 the first originated in sociology and the second originated in literary criticism, whereby it is used and applied as an umbrella term that can describe a theory founded upon critique; thus, the theorist Max Horkheimer described a theory as critical insofar as it seeks “to liberate human beings from the circumstances that enslave them.”[1]

In sociology and political philosophy, the term “Critical Theory” describes the Western Marxist philosophy of the Frankfurt School, which was developed in Germany in the 1930s. This use of the term requires proper noun capitalization, whereas “a critical theory” or “a critical social theory” may have similar elements of thought, but not stress its intellectual lineage specifically to the Frankfurt School. Frankfurt School critical theorists drew on the critical methods of Karl Marx and Sigmund Freud. Critical theory maintains that ideologyis the principal obstacle to human liberation.[2] Critical theory was established as a school of thought primarily by the Frankfurt School theoreticians Herbert MarcuseTheodor AdornoMax HorkheimerWalter Benjamin, and Erich Fromm. Modern critical theory has additionally been influenced by György Lukács and Antonio Gramsci, as well as the second generation Frankfurt School scholars, notably Jürgen Habermas. In Habermas’s work, critical theory transcended its theoretical roots in German idealism and progressed closer to American pragmatism.
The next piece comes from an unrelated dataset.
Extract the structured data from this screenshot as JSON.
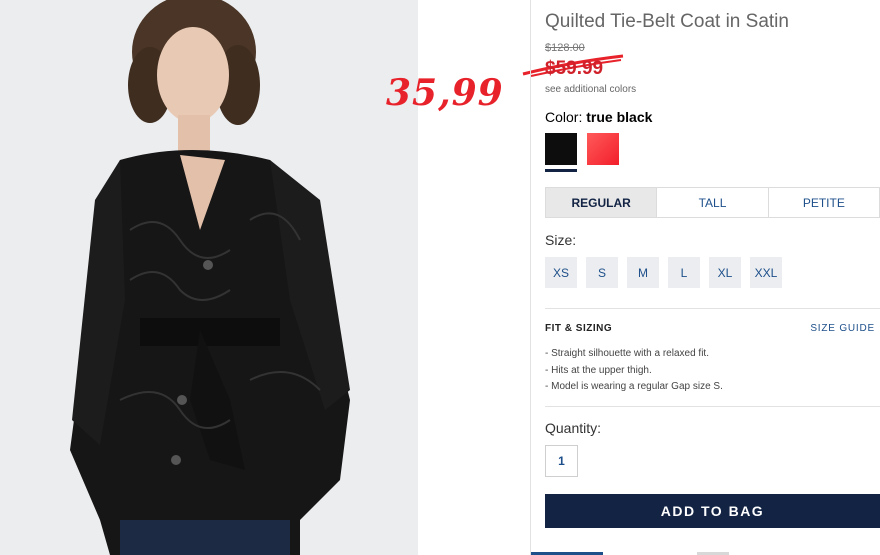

Concern for social “base and superstructure” is one of the remaining Marxist philosophical concepts in much of contemporary critical theory.[3]